Your goal:
I need the records below retyped exactly.

Data section start

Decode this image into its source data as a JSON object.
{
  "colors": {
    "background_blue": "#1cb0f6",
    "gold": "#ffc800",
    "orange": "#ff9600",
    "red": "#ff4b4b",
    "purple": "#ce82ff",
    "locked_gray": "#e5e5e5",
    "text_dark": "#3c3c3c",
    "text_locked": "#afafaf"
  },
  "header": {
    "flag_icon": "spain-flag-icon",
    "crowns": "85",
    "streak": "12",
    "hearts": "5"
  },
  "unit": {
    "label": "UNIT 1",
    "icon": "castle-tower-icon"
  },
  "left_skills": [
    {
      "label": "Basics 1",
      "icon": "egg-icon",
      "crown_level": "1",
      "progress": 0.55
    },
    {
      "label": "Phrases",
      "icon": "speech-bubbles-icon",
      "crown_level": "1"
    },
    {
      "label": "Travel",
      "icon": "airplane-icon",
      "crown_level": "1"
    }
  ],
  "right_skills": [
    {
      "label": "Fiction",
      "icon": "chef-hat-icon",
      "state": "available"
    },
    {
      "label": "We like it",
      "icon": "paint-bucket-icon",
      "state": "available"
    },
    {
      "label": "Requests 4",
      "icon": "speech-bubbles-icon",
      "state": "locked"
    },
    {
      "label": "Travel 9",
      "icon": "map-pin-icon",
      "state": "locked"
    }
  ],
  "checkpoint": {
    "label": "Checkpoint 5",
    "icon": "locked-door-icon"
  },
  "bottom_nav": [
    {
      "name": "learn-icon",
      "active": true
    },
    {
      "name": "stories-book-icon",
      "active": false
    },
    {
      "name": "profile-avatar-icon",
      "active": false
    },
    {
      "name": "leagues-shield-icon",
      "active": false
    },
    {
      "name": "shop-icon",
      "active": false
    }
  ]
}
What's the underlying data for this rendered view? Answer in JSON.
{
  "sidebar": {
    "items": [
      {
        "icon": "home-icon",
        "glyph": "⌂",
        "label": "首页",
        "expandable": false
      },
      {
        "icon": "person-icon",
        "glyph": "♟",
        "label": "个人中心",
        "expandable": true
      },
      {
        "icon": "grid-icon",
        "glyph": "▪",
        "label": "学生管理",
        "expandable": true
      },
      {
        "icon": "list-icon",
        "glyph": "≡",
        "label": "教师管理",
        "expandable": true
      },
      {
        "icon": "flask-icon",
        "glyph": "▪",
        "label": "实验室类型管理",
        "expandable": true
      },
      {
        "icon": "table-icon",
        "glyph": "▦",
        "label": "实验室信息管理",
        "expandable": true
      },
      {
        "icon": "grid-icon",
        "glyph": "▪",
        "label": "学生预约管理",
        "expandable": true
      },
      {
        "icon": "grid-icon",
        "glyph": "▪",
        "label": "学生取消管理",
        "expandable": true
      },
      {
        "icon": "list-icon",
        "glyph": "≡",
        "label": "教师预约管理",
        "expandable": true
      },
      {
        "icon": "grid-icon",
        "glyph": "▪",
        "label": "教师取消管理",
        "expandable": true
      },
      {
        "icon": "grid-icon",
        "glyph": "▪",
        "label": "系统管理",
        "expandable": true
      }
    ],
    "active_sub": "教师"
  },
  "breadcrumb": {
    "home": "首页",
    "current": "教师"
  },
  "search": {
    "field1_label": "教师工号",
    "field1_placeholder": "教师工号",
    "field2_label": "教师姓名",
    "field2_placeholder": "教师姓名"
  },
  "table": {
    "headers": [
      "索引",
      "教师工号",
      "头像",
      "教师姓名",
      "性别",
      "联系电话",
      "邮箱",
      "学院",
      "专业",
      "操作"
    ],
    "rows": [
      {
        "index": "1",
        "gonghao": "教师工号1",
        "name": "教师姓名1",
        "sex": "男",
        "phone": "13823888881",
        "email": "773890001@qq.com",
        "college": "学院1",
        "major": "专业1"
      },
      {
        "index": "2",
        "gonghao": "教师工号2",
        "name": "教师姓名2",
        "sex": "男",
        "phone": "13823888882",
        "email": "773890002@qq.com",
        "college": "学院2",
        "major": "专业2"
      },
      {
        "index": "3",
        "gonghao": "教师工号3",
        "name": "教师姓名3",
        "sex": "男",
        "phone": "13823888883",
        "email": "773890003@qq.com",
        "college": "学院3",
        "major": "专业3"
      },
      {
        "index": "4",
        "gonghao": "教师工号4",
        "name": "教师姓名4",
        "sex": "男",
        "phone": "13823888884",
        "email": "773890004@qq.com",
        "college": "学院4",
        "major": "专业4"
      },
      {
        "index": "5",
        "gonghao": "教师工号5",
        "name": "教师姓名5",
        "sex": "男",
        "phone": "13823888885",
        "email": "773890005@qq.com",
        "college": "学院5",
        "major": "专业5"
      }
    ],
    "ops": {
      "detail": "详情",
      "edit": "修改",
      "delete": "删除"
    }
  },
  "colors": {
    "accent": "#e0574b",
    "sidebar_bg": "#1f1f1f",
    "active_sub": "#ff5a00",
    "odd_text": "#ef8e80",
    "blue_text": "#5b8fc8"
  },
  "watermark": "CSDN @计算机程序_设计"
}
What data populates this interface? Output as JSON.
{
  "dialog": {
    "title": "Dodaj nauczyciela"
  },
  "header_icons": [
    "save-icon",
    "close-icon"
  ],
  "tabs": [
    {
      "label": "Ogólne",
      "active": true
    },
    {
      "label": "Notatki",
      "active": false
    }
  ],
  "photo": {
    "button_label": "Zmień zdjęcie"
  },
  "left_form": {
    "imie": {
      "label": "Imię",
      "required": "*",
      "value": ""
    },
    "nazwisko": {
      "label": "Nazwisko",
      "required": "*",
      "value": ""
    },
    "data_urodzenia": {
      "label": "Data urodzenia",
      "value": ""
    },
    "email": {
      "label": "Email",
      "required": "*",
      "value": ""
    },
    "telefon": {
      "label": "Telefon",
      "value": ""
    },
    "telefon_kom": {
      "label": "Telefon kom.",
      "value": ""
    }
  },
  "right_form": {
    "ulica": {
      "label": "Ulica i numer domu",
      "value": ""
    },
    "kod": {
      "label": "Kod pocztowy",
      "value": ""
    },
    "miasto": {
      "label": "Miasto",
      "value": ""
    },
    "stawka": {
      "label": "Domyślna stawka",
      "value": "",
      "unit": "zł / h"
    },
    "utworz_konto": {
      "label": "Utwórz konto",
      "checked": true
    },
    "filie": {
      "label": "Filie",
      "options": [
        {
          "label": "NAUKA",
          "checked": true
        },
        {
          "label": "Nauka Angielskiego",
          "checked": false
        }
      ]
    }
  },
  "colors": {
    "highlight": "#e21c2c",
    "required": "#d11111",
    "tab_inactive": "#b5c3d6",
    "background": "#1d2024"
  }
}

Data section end

Exercise response:
Decode this image into its source data as a JSON object.
{
  "colors": {
    "background_blue": "#1cb0f6",
    "gold": "#ffc800",
    "orange": "#ff9600",
    "red": "#ff4b4b",
    "purple": "#ce82ff",
    "locked_gray": "#e5e5e5",
    "text_dark": "#3c3c3c",
    "text_locked": "#afafaf"
  },
  "header": {
    "flag_icon": "spain-flag-icon",
    "crowns": "85",
    "streak": "12",
    "hearts": "5"
  },
  "unit": {
    "label": "UNIT 1",
    "icon": "castle-tower-icon"
  },
  "left_skills": [
    {
      "label": "Basics 1",
      "icon": "egg-icon",
      "crown_level": "1",
      "progress": 0.55
    },
    {
      "label": "Phrases",
      "icon": "speech-bubbles-icon",
      "crown_level": "1"
    },
    {
      "label": "Travel",
      "icon": "airplane-icon",
      "crown_level": "1"
    }
  ],
  "right_skills": [
    {
      "label": "Fiction",
      "icon": "chef-hat-icon",
      "state": "available"
    },
    {
      "label": "We like it",
      "icon": "paint-bucket-icon",
      "state": "available"
    },
    {
      "label": "Requests 4",
      "icon": "speech-bubbles-icon",
      "state": "locked"
    },
    {
      "label": "Travel 9",
      "icon": "map-pin-icon",
      "state": "locked"
    }
  ],
  "checkpoint": {
    "label": "Checkpoint 5",
    "icon": "locked-door-icon"
  },
  "bottom_nav": [
    {
      "name": "learn-icon",
      "active": true
    },
    {
      "name": "stories-book-icon",
      "active": false
    },
    {
      "name": "profile-avatar-icon",
      "active": false
    },
    {
      "name": "leagues-shield-icon",
      "active": false
    },
    {
      "name": "shop-icon",
      "active": false
    }
  ]
}
What's the underlying data for this rendered view? Answer in JSON.
{
  "sidebar": {
    "items": [
      {
        "icon": "home-icon",
        "glyph": "⌂",
        "label": "首页",
        "expandable": false
      },
      {
        "icon": "person-icon",
        "glyph": "♟",
        "label": "个人中心",
        "expandable": true
      },
      {
        "icon": "grid-icon",
        "glyph": "▪",
        "label": "学生管理",
        "expandable": true
      },
      {
        "icon": "list-icon",
        "glyph": "≡",
        "label": "教师管理",
        "expandable": true
      },
      {
        "icon": "flask-icon",
        "glyph": "▪",
        "label": "实验室类型管理",
        "expandable": true
      },
      {
        "icon": "table-icon",
        "glyph": "▦",
        "label": "实验室信息管理",
        "expandable": true
      },
      {
        "icon": "grid-icon",
        "glyph": "▪",
        "label": "学生预约管理",
        "expandable": true
      },
      {
        "icon": "grid-icon",
        "glyph": "▪",
        "label": "学生取消管理",
        "expandable": true
      },
      {
        "icon": "list-icon",
        "glyph": "≡",
        "label": "教师预约管理",
        "expandable": true
      },
      {
        "icon": "grid-icon",
        "glyph": "▪",
        "label": "教师取消管理",
        "expandable": true
      },
      {
        "icon": "grid-icon",
        "glyph": "▪",
        "label": "系统管理",
        "expandable": true
      }
    ],
    "active_sub": "教师"
  },
  "breadcrumb": {
    "home": "首页",
    "current": "教师"
  },
  "search": {
    "field1_label": "教师工号",
    "field1_placeholder": "教师工号",
    "field2_label": "教师姓名",
    "field2_placeholder": "教师姓名"
  },
  "table": {
    "headers": [
      "索引",
      "教师工号",
      "头像",
      "教师姓名",
      "性别",
      "联系电话",
      "邮箱",
      "学院",
      "专业",
      "操作"
    ],
    "rows": [
      {
        "index": "1",
        "gonghao": "教师工号1",
        "name": "教师姓名1",
        "sex": "男",
        "phone": "13823888881",
        "email": "773890001@qq.com",
        "college": "学院1",
        "major": "专业1"
      },
      {
        "index": "2",
        "gonghao": "教师工号2",
        "name": "教师姓名2",
        "sex": "男",
        "phone": "13823888882",
        "email": "773890002@qq.com",
        "college": "学院2",
        "major": "专业2"
      },
      {
        "index": "3",
        "gonghao": "教师工号3",
        "name": "教师姓名3",
        "sex": "男",
        "phone": "13823888883",
        "email": "773890003@qq.com",
        "college": "学院3",
        "major": "专业3"
      },
      {
        "index": "4",
        "gonghao": "教师工号4",
        "name": "教师姓名4",
        "sex": "男",
        "phone": "13823888884",
        "email": "773890004@qq.com",
        "college": "学院4",
        "major": "专业4"
      },
      {
        "index": "5",
        "gonghao": "教师工号5",
        "name": "教师姓名5",
        "sex": "男",
        "phone": "13823888885",
        "email": "773890005@qq.com",
        "college": "学院5",
        "major": "专业5"
      }
    ],
    "ops": {
      "detail": "详情",
      "edit": "修改",
      "delete": "删除"
    }
  },
  "colors": {
    "accent": "#e0574b",
    "sidebar_bg": "#1f1f1f",
    "active_sub": "#ff5a00",
    "odd_text": "#ef8e80",
    "blue_text": "#5b8fc8"
  },
  "watermark": "CSDN @计算机程序_设计"
}
What data populates this interface? Output as JSON.
{
  "dialog": {
    "title": "Dodaj nauczyciela"
  },
  "header_icons": [
    "save-icon",
    "close-icon"
  ],
  "tabs": [
    {
      "label": "Ogólne",
      "active": true
    },
    {
      "label": "Notatki",
      "active": false
    }
  ],
  "photo": {
    "button_label": "Zmień zdjęcie"
  },
  "left_form": {
    "imie": {
      "label": "Imię",
      "required": "*",
      "value": ""
    },
    "nazwisko": {
      "label": "Nazwisko",
      "required": "*",
      "value": ""
    },
    "data_urodzenia": {
      "label": "Data urodzenia",
      "value": ""
    },
    "email": {
      "label": "Email",
      "required": "*",
      "value": ""
    },
    "telefon": {
      "label": "Telefon",
      "value": ""
    },
    "telefon_kom": {
      "label": "Telefon kom.",
      "value": ""
    }
  },
  "right_form": {
    "ulica": {
      "label": "Ulica i numer domu",
      "value": ""
    },
    "kod": {
      "label": "Kod pocztowy",
      "value": ""
    },
    "miasto": {
      "label": "Miasto",
      "value": ""
    },
    "stawka": {
      "label": "Domyślna stawka",
      "value": "",
      "unit": "zł / h"
    },
    "utworz_konto": {
      "label": "Utwórz konto",
      "checked": true
    },
    "filie": {
      "label": "Filie",
      "options": [
        {
          "label": "NAUKA",
          "checked": true
        },
        {
          "label": "Nauka Angielskiego",
          "checked": false
        }
      ]
    }
  },
  "colors": {
    "highlight": "#e21c2c",
    "required": "#d11111",
    "tab_inactive": "#b5c3d6",
    "background": "#1d2024"
  }
}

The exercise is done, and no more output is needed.